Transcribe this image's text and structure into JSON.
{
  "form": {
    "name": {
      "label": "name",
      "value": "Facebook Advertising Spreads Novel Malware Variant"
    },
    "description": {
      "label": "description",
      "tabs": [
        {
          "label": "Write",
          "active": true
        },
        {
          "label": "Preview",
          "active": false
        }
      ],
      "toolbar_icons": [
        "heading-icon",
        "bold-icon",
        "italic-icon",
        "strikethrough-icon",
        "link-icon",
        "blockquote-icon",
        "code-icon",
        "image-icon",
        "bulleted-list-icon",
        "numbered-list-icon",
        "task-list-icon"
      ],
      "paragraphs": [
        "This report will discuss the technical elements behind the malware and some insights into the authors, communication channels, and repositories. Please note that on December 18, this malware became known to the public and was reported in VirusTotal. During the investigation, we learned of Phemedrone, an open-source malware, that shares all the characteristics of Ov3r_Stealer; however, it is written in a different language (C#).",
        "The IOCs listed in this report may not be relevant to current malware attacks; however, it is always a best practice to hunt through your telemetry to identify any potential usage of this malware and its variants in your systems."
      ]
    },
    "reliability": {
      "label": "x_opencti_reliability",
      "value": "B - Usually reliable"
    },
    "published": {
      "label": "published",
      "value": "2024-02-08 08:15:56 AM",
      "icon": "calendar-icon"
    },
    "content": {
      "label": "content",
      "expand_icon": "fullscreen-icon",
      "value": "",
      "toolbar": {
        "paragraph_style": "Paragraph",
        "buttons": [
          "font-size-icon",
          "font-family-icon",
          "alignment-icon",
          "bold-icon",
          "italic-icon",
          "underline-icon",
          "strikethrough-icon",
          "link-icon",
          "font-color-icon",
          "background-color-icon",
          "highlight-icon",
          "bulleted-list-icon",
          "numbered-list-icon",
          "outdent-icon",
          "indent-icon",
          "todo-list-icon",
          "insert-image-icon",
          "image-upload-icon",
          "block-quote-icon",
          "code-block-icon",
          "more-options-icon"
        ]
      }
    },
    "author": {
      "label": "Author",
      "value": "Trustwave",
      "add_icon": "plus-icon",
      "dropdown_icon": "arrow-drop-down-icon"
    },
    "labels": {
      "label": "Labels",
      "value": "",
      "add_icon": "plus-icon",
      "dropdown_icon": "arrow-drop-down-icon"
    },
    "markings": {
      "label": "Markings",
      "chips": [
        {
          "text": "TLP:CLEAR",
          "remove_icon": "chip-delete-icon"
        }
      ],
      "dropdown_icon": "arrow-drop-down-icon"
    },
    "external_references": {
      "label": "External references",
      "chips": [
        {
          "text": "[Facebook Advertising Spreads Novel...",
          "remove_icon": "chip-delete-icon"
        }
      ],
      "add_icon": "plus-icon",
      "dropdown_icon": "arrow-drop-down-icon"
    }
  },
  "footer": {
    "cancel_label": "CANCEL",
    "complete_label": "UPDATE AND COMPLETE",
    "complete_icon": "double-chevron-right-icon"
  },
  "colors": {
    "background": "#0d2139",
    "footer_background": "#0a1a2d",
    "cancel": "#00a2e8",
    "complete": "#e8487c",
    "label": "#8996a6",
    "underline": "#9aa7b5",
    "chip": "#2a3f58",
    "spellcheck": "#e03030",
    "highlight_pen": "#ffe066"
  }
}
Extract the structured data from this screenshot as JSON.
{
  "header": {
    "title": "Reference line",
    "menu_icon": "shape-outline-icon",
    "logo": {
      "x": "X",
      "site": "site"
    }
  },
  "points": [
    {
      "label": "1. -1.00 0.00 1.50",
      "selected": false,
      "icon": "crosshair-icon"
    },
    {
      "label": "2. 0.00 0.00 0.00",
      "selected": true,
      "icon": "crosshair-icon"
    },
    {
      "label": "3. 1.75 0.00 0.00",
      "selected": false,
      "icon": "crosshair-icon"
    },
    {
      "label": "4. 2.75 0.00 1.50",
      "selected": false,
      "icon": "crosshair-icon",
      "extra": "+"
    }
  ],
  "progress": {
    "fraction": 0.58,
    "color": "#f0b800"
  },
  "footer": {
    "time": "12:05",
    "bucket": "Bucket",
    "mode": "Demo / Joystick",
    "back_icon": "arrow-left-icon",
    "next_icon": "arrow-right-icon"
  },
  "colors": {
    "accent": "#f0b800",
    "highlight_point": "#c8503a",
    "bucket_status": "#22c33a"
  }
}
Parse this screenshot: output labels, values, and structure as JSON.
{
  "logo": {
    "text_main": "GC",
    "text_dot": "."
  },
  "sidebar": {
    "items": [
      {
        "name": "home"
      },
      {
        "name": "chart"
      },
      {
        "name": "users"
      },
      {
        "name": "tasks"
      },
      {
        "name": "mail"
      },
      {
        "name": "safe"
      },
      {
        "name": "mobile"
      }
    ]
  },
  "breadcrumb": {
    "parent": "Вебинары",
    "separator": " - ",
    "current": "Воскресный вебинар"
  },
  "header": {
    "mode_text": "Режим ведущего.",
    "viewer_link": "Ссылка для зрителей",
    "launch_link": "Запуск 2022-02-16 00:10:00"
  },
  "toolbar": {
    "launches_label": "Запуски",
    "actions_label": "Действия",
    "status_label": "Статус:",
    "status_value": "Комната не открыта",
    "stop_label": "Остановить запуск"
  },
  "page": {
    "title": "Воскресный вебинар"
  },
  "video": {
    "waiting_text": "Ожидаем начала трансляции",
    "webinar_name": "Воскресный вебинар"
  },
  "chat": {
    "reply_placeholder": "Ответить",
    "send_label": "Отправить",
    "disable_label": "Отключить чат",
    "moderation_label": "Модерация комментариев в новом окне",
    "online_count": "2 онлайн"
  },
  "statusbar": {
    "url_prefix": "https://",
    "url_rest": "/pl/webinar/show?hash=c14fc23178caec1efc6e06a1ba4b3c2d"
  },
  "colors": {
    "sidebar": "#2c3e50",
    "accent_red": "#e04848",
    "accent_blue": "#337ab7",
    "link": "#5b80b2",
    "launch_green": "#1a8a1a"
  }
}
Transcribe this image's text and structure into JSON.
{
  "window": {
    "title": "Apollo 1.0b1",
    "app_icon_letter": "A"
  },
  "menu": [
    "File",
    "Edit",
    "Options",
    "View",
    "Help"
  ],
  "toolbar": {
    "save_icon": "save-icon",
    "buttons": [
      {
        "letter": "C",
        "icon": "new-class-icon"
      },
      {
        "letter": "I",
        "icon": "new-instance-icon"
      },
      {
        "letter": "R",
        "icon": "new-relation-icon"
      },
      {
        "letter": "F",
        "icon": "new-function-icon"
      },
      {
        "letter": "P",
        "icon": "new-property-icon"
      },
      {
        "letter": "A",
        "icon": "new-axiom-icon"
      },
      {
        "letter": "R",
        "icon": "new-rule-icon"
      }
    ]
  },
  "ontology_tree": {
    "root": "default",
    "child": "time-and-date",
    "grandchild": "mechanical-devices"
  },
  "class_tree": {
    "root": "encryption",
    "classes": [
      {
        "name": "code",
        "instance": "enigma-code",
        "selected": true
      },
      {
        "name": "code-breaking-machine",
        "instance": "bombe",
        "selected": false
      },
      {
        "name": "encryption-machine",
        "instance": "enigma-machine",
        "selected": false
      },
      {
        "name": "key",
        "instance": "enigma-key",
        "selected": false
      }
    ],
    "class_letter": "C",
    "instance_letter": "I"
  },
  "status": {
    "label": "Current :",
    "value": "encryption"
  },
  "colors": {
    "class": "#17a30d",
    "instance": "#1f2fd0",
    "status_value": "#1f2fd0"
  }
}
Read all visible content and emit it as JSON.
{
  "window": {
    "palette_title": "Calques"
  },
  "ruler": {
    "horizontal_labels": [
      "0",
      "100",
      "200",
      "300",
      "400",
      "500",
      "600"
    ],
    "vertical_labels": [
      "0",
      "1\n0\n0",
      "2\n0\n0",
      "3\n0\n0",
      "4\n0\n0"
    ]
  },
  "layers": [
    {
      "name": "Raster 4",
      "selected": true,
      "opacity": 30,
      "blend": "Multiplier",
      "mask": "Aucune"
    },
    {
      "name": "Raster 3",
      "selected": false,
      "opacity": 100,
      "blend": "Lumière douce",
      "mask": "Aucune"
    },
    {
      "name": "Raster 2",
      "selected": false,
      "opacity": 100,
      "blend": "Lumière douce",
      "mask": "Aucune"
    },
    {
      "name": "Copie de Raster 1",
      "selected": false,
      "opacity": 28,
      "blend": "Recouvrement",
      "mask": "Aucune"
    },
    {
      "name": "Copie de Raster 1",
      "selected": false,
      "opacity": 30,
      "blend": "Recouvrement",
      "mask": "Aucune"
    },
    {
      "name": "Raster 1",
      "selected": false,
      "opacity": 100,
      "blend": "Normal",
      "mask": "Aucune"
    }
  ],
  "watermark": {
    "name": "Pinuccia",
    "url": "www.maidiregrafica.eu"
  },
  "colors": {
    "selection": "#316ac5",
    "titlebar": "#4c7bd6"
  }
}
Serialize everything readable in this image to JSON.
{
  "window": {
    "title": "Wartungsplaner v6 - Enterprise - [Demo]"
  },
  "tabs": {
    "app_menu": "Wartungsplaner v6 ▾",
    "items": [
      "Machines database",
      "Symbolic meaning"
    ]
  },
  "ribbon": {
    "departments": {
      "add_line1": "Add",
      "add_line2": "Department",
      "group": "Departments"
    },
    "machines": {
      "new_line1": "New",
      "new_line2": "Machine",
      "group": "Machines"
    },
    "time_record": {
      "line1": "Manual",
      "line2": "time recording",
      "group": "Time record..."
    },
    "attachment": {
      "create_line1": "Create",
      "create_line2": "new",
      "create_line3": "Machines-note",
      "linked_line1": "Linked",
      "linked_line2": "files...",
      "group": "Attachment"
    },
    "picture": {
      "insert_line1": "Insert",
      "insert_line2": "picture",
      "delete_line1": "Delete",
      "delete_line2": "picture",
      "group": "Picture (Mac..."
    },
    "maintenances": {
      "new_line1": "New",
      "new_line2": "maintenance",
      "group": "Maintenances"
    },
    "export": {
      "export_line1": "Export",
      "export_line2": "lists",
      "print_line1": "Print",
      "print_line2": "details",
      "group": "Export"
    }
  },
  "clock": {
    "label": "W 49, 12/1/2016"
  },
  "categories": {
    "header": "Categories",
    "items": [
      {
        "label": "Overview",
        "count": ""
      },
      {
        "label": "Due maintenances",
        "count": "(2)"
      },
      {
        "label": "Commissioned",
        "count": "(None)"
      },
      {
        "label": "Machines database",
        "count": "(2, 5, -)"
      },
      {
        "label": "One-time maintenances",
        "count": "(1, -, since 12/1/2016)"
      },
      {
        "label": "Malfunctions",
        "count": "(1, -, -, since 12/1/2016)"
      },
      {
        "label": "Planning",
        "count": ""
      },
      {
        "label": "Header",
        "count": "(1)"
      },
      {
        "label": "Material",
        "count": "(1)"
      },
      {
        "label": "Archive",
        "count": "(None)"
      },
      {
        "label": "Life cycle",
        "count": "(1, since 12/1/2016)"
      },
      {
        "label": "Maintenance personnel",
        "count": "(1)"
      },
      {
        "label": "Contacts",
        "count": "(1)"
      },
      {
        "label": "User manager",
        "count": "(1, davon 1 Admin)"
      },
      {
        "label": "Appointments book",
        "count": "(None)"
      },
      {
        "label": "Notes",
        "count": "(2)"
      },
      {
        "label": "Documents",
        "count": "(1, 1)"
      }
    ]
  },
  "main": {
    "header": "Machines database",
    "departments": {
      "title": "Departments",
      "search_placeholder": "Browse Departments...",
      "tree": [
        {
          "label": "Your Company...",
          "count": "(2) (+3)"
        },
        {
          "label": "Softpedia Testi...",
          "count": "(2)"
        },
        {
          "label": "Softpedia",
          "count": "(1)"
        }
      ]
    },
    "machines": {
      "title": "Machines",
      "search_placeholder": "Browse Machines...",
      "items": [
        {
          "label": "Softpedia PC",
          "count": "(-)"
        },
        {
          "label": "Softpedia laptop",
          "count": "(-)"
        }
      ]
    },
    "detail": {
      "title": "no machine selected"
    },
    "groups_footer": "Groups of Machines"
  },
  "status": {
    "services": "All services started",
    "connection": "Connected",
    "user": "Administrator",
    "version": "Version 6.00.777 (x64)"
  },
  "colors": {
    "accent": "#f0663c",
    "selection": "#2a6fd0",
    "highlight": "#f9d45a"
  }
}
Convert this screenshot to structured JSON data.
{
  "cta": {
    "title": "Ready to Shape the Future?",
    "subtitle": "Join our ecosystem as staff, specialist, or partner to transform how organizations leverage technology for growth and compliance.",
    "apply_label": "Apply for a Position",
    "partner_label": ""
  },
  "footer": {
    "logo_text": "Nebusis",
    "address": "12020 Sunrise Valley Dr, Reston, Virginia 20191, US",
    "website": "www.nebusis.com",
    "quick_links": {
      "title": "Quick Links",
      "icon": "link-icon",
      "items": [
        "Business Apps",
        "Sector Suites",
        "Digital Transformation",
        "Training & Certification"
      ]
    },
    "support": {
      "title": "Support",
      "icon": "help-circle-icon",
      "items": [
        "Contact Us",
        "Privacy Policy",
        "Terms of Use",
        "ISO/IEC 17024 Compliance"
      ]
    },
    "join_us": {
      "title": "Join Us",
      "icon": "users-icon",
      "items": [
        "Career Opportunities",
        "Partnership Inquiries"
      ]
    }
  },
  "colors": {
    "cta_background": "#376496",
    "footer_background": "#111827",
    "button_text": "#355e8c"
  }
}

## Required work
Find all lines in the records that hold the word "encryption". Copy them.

## Result of the exercise
    "root": "encryption",
        "name": "encryption-machine",
    "value": "encryption"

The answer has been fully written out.